Once off the seawall and into Daebudo, we made a beeline for the closest coast. Smooth asphalt roads gave way to dirt, which in turn gave way to chunky gravel, making it difficult to navigate on our top-heavy, two-wheeled vehicle. Soon enough, a quaint area of the rocky coast revealed itself. With a bed-and-breakfast acquired, we walked down for an oceanside dinner as the sun began sinking below the horizon. Enjoying a romantic dinner by the seaside was a welcome chance, even with our little pooch begging from scraps. The shores of Daebudo are packed with clams, muscles, oysters and other shelled delights. As seafood is at its best when close to the source, seafood soup, or haemulguk, was the obvious choice for our dinner.
Tranquil views give way to eerie coasts

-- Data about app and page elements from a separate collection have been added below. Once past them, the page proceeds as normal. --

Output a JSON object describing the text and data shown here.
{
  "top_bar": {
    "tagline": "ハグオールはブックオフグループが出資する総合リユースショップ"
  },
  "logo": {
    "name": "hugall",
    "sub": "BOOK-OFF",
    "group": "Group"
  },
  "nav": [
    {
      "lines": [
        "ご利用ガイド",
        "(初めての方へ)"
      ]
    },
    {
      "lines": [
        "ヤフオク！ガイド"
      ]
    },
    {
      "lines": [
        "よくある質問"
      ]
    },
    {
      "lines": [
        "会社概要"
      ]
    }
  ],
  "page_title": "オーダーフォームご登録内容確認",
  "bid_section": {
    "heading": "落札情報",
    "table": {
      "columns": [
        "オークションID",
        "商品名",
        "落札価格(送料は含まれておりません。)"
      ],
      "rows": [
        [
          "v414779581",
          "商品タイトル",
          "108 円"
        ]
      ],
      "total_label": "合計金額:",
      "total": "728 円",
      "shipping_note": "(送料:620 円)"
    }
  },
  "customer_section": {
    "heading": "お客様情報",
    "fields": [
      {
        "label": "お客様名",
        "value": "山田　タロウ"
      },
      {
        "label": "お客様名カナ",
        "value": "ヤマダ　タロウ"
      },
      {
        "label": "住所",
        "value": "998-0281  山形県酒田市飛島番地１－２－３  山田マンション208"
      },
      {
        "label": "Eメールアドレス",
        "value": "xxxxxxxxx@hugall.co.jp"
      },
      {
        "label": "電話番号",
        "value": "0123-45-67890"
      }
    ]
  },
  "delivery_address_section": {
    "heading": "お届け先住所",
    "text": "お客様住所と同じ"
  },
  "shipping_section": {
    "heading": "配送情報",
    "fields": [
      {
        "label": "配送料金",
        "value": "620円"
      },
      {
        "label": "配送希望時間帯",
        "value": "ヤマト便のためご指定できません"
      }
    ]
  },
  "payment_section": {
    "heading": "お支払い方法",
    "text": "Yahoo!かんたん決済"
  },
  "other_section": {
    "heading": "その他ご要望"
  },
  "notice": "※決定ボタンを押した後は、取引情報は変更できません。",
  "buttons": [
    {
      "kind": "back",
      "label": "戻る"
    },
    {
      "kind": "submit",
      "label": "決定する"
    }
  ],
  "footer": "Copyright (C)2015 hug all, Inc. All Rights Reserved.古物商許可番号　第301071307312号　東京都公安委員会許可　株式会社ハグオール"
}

Waking up the next morning, we headed south through the towns of Hwaseong, Danjin and Seosan. Our next destination was Ganwolam Hermitage. Ganwolam is special because of its location. At high tide, the temple, sealed off from the land, temporarily becomes an island. At low tide, the water recedes to reveal a land bridge, allowing visitors to access the temple and enjoy the historical location. Taking in the sea breeze from the hermitage builds an intense cultural and historical connection to Korea’s past. It’s easy to close your eyes and imagine monks getting swept away in spiritual tranquility by the watery isolation.
Leaving Ganwolam, we rode west towards Taean’s Mallipo Beach. About two kilometers from the beach, we ran into a mist so ominously dense it was if it had come straight from the pages of a Stephen King novel. Though turning back was an appealing option, we trudged forward. Mallipo slowly began to reveal itself, one building at a time. The sea hid behind the mist, even as the crashing waves roared. The mist shrouded the storefronts and restaurants, making for a surreal, even eerie evening walk. With no shortage of restaurants in Mallipo, we popped into one and opted for the a seafood stew, or haemuljiggae. The thick and spicy red broth perfectly complimented the fresh seafood.
Sand dunes and grassy hills
The next morning, we awoke to crystal clear skies and a beautiful view of the coastline. Packing quickly, we headed to our next destination, the sand dunes of Sindori. The dunes are a short ride from Mallipo Beach, smack in the middle of Taean’s coastline. As Korea’s only large sand dunes, they produce a singular, visually arresting landscape. Follow the pre-routed trails through the dunes to view the formations — preserve the environment by staying on the paths provided.
After a quick pit stop at the mechanic, we departed for our last location, the highland ranches of Seosan. The highland ranches comprise a visual landmark you can find southeast of Seosan, along a stretch of National Road 647. The undulating grassy hills, marked by small roads that meander through them, offer an enjoyable break from the typical countryside landscape of rice paddies and thick foliage. If you are riding through the area, it’s worth a peak.
With that, we completed our checklist of locations and started our journey back to Seoul to once again begin daydreaming of future adventures on the road.
Written and photographed by SEOUL Staff